Contamination issues can occur in any kind of healthcare facility – from doctors’ and dentists’ offices, to ambulatory care centers and hospitals. But, it’s important to note that not all facilities have similar resources for infection prevention and control. Large facilities and hospitals usually use central sterile processing departments which can significantly reduce the incidence of contamination.
How common is this issue?
Although the prevalence of contaminated items is unknown, the ECRI report states “the potential exists for this to be an insidious, widespread patient safety risk.”
What can healthcare facilities do to reduce contamination?
Healthcare facilities without a central sterile processing department should adopt safety measures to insure the proper sterilization of items. ECRI recommends designating a qualified staff member or contractor to support the infection prevention and control practices. Additionally, facilities should provide adequate training, and conduct periodic competency testing, for all staff working with sterilizing equipment.
What can you do?
Because contaminated items can look clean to the naked eye, it can be impossible to detect contamination. Although if an item looks dirty, definitely speak up!

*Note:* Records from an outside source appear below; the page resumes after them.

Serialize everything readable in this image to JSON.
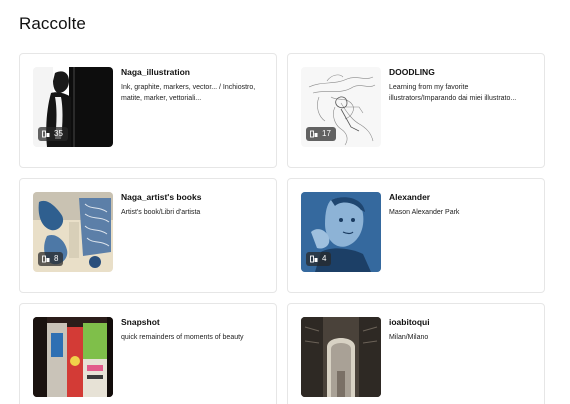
{
  "page": {
    "title": "Raccolte"
  },
  "collections": [
    {
      "title": "Naga_illustration",
      "description": "Ink, graphite, markers, vector... / Inchiostro, matite, marker, vettoriali...",
      "count": "35",
      "thumb_icon": "bw-figure-photo"
    },
    {
      "title": "DOODLING",
      "description": "Learning from my favorite illustrators/Imparando dai miei illustrato...",
      "count": "17",
      "thumb_icon": "pencil-sketch-drawing"
    },
    {
      "title": "Naga_artist's books",
      "description": "Artist's book/Libri d'artista",
      "count": "8",
      "thumb_icon": "blue-collage-book"
    },
    {
      "title": "Alexander",
      "description": "Mason Alexander Park",
      "count": "4",
      "thumb_icon": "blue-portrait"
    },
    {
      "title": "Snapshot",
      "description": "quick remainders of moments of beauty",
      "count": "",
      "thumb_icon": "street-posters-photo"
    },
    {
      "title": "ioabitoqui",
      "description": "Milan/Milano",
      "count": "",
      "thumb_icon": "galleria-arcade-photo"
    }
  ],
  "colors": {
    "badge_bg": "#3a3a3a",
    "border": "#e6e6e6"
  },
  "icons": {
    "badge_icon": "collection-items-icon"
  }
}
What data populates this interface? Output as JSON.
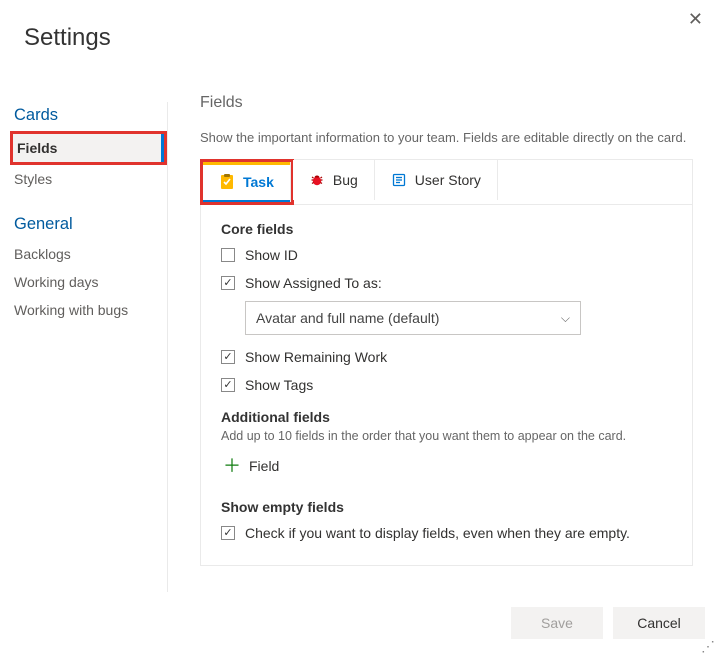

Unfortunately, patients have no control on how well a hospital or facility sterilizes their instruments and other items. But, if you need a procedure that will involve the use of invasive instruments, you can ask your doctor how they keep their instruments contamination-free. Moreover, you can look up healthcare-acquired infection rates on Medicare’s Hospital Compare website and on The Leapfrog Group’s website. But beware – these sites don’t provide data on infections from medical instruments. However, you can get a sense of how a hospital rates on other infection control measures.
For general information on health care-related infections, read my blog posts:
- Germs in Hospitals and Doctor Offices – Watch Out!
- Reduce Your Risk of Exposure to Superbugs in Hospitals.
- How Can Patients Protect Themselves from Hospital Infections?
- Why is Hand Washing in Healthcare So Important? What You Need to Do to Stay Safe.